Sama - E7
Sama is a keen learner and extremely polite and diligent student. She always comes in to school and tries her best to learn, make others happy and also takes part...
Headteacher's Commendation
Abdullah – E7
Abdullah rises above all the challenges faced by young people. Not only is he a hard working young person, who always tries his best, he never gives up and gets...
Headteacher’s Commendation
Sayuri – F8
Contributes positively inside and outside the classroom. Has represented the school on trips and received excellent feedback. 0 Negatives and 150 positive referrals.

Homework

The three key reasons why we believe in the value of homework:

  1. Progress - The Educational Endowment Foundation (EEF) states that effective homework can add up to an average of five months progress.
  2. Learning - Learning does not fit neatly into school periods; students need time to absorb and reflect on what they have learned in class.
  3. Closing the gap - Homework supports those students who may have limited access to cultural capital at home.

How much homework is appropriate?

We believe that the purpose of homework and the type of homework we set is far more important than the amount. However, on a sliding scale from Year 7 to Year 13, amounts will vary between one to two hours in total, per night (more for older students).

How often should homework be issued?

The general rule is ‘2-for-1’: for every two lessons, one homework task should be given.
The tasks will obviously vary in difficulty, nature and length to reflect different expectations (ability and age group) and time (the point in the unit and the point in the school year).

What do we mean by effective homework?

Like assessment, homework should be motivating, manageable and meaningful. This should consolidate the learning that has taken place or help prepare for the learning to come.

How should homework be assessed?

Not every task has to be written or marked. Peer or self-assessment eases the teacher’s marking load and help them to focus on intervening where necessary. The teacher will check homework has been completed.

Examples of homework that may not require marking by the teacher might include: short mark tests; research and note-taking; watching a clip and feeding back in the lesson; annotating; mind-mapping; creating revision resources (like cue cards); improving or editing work.

Sanctions

If a student misses a homework task, they are given a ‘negative’ on SIMS. If a child has three or more negatives in a week, they will attend an hour detention with a Senior Leader after school on Friday.
Subject Leaders and Directors of Learning will also monitor homework completion on SIMS and will inform parents if there is persistent non-completion.

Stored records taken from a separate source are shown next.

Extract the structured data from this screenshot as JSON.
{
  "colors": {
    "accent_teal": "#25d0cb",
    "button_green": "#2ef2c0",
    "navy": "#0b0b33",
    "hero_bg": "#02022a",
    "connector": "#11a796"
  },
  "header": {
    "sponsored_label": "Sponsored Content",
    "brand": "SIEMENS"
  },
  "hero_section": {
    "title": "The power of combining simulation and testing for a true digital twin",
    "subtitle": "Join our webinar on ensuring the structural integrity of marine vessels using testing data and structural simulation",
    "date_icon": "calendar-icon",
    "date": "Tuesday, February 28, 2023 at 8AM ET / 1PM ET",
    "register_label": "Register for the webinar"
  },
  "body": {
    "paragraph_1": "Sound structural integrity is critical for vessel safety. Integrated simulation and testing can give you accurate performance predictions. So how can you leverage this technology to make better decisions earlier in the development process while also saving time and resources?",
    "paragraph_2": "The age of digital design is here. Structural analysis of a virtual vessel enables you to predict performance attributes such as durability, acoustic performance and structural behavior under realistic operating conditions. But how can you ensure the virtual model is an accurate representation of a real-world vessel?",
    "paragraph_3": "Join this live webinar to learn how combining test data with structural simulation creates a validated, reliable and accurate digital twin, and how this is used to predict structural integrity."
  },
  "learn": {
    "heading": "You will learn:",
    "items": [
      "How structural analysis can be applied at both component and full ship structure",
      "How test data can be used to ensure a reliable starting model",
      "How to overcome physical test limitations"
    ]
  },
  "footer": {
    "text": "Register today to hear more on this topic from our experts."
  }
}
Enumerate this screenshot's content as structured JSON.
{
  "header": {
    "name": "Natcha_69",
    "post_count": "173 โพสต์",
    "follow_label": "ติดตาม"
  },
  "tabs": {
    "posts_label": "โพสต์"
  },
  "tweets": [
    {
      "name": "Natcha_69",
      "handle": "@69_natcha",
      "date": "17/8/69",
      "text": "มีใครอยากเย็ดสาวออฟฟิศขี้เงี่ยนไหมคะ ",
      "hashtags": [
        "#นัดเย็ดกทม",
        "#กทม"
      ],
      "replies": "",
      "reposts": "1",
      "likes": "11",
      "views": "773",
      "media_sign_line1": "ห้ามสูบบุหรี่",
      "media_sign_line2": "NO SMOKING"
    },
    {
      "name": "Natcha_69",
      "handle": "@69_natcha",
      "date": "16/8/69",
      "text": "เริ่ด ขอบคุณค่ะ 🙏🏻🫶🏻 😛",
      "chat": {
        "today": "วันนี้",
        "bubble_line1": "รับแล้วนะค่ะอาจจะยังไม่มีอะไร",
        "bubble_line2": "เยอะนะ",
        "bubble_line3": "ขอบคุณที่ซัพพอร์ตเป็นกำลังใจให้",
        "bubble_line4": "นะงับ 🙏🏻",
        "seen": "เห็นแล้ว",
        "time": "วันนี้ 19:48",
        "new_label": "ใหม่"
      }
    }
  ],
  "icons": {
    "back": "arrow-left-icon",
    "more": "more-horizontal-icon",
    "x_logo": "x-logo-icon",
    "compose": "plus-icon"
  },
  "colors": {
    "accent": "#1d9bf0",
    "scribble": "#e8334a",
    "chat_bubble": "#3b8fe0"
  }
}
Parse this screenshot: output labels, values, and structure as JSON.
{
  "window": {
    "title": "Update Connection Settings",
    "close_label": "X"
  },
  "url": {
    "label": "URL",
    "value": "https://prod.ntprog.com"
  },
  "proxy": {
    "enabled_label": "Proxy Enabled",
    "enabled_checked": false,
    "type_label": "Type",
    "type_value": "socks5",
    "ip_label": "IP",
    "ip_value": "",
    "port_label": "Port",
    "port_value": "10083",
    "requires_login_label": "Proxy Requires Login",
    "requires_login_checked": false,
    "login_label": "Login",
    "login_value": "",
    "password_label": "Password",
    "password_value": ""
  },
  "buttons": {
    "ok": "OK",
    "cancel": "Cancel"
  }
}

We use ‘Show My Homework’ to issue homework to all students. Please see our website if you need more information regarding how this system works.